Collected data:
+ + + + +

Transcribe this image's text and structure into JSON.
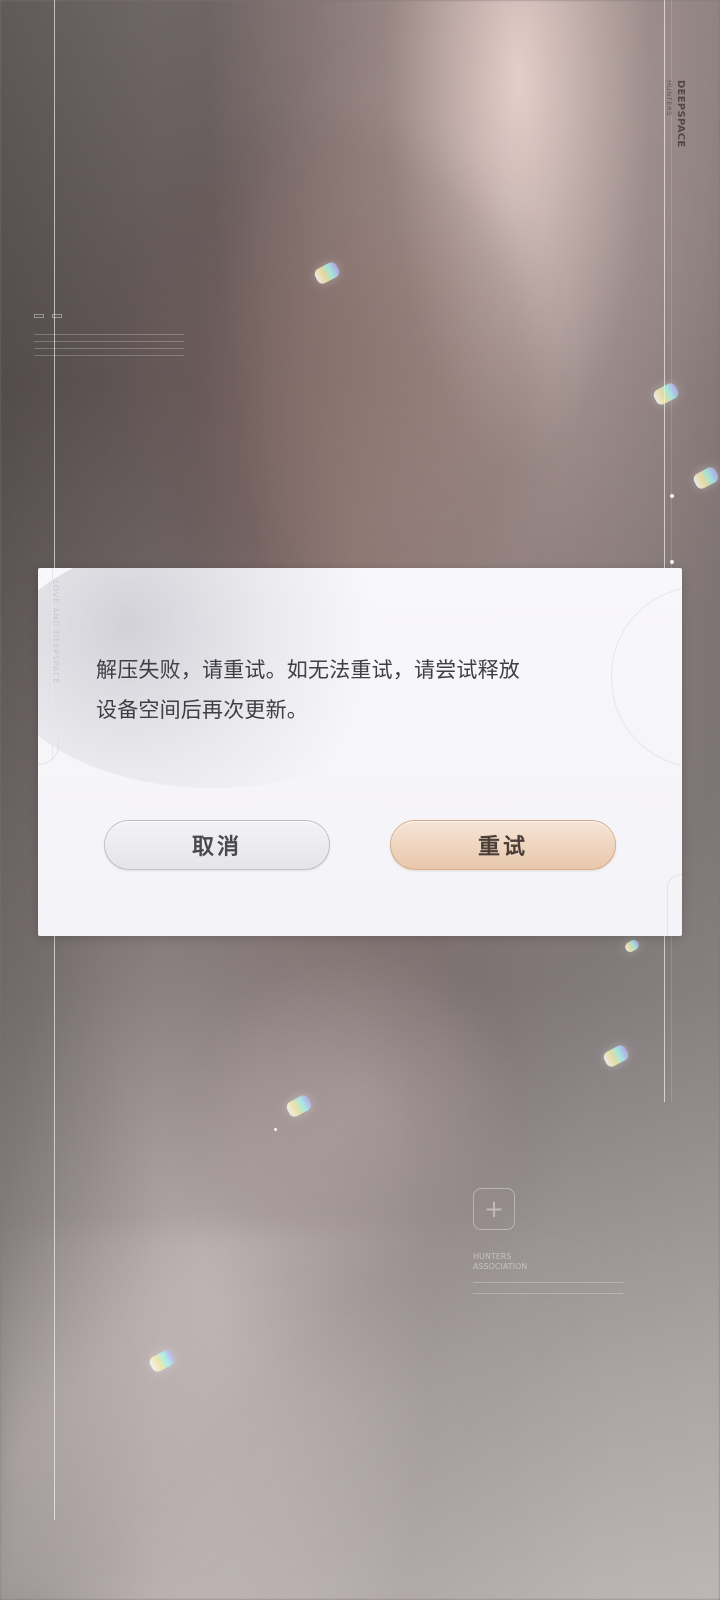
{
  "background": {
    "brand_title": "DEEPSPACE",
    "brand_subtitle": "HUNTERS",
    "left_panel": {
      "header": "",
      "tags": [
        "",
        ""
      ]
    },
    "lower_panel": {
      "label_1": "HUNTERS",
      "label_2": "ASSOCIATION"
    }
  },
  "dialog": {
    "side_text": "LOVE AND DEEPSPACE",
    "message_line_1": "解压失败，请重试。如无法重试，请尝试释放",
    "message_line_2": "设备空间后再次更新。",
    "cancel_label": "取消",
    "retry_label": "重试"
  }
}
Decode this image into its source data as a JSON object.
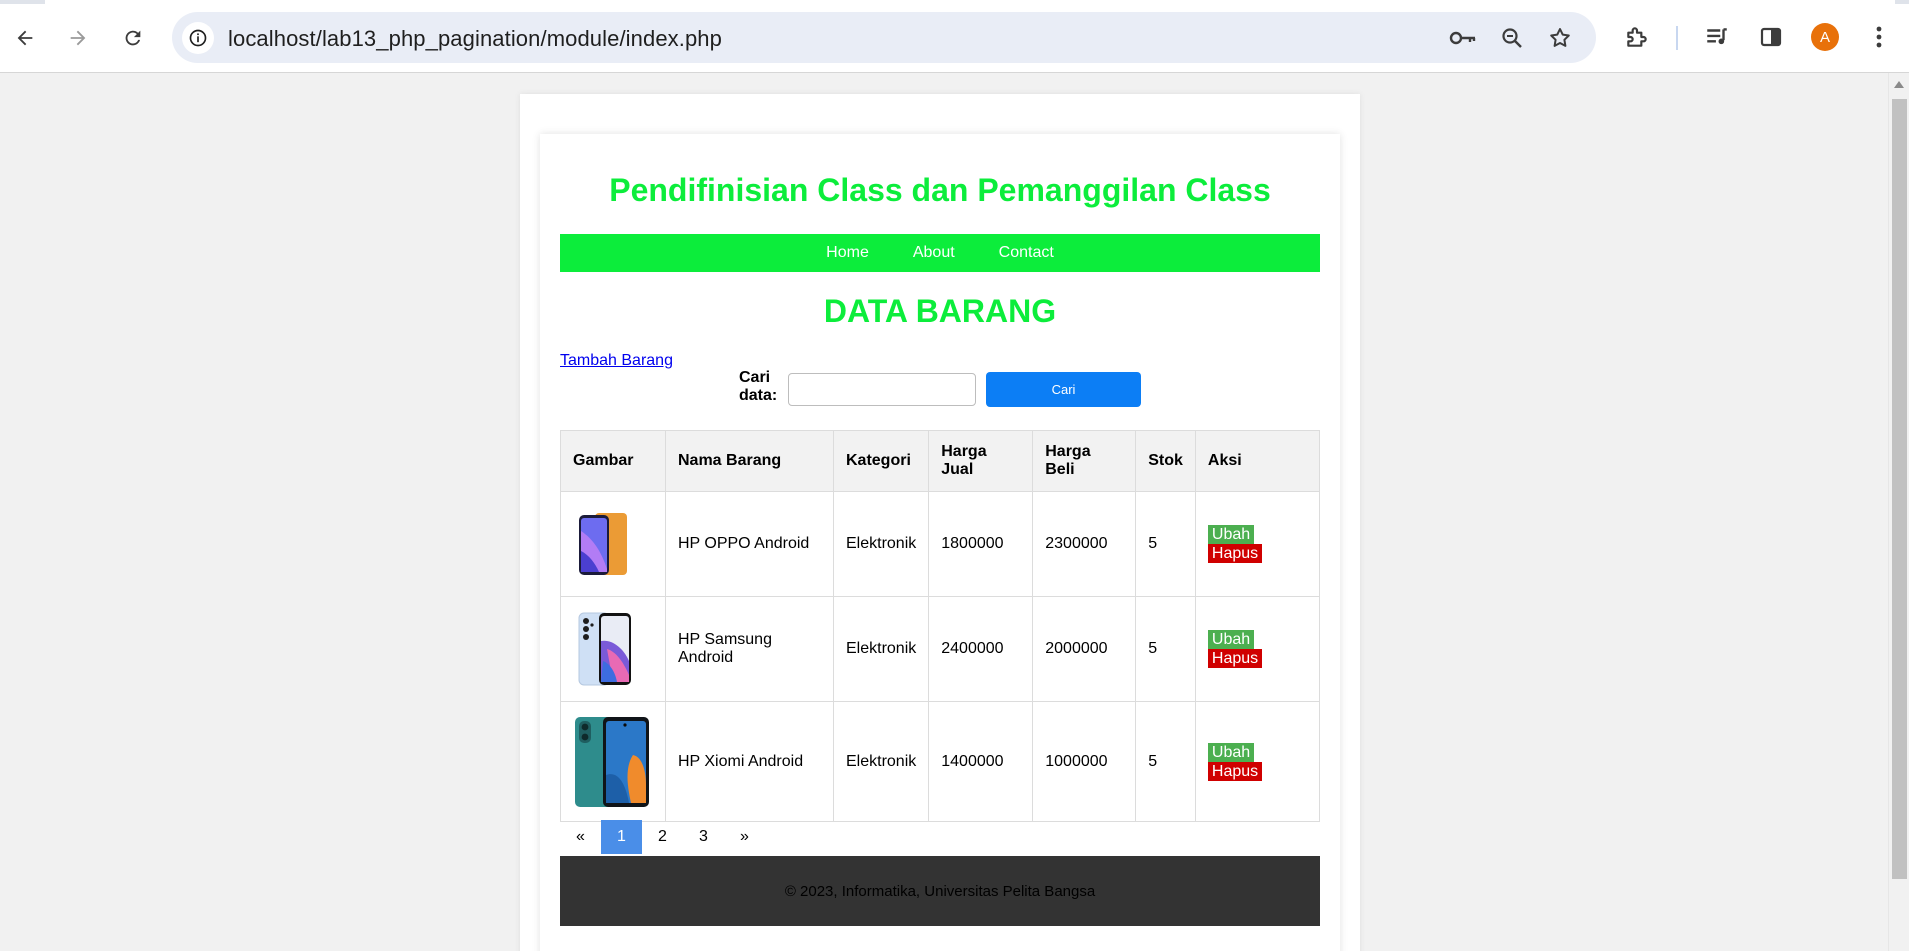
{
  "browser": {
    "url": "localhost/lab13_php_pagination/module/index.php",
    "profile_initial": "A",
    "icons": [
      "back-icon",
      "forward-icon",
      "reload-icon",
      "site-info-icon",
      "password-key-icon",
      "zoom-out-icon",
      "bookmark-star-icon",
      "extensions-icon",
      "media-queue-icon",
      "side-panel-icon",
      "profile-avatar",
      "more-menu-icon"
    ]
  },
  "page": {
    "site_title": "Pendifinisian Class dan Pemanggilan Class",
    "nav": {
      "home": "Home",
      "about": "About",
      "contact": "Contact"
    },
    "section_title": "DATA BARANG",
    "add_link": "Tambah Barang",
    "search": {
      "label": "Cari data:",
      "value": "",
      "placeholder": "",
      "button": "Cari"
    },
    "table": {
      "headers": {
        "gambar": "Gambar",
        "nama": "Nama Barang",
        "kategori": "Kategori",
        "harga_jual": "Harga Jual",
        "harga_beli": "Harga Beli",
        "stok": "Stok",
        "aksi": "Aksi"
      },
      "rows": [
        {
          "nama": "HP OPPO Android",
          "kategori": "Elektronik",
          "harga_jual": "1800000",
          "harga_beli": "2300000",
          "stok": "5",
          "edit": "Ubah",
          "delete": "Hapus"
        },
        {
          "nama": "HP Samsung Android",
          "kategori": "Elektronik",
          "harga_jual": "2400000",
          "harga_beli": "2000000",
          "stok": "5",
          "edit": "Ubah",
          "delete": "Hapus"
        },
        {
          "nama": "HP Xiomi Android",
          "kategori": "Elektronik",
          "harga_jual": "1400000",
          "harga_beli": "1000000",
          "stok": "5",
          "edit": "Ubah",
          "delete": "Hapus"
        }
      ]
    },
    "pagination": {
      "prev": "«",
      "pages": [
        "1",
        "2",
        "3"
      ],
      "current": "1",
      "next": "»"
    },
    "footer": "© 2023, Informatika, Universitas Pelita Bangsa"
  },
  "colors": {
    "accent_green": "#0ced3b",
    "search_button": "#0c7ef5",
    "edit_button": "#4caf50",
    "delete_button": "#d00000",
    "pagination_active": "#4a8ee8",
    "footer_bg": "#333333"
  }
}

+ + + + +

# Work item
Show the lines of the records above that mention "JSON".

# Solution for this task
Transcribe this image's text and structure into JSON.
Decode this image into its source data as a JSON object.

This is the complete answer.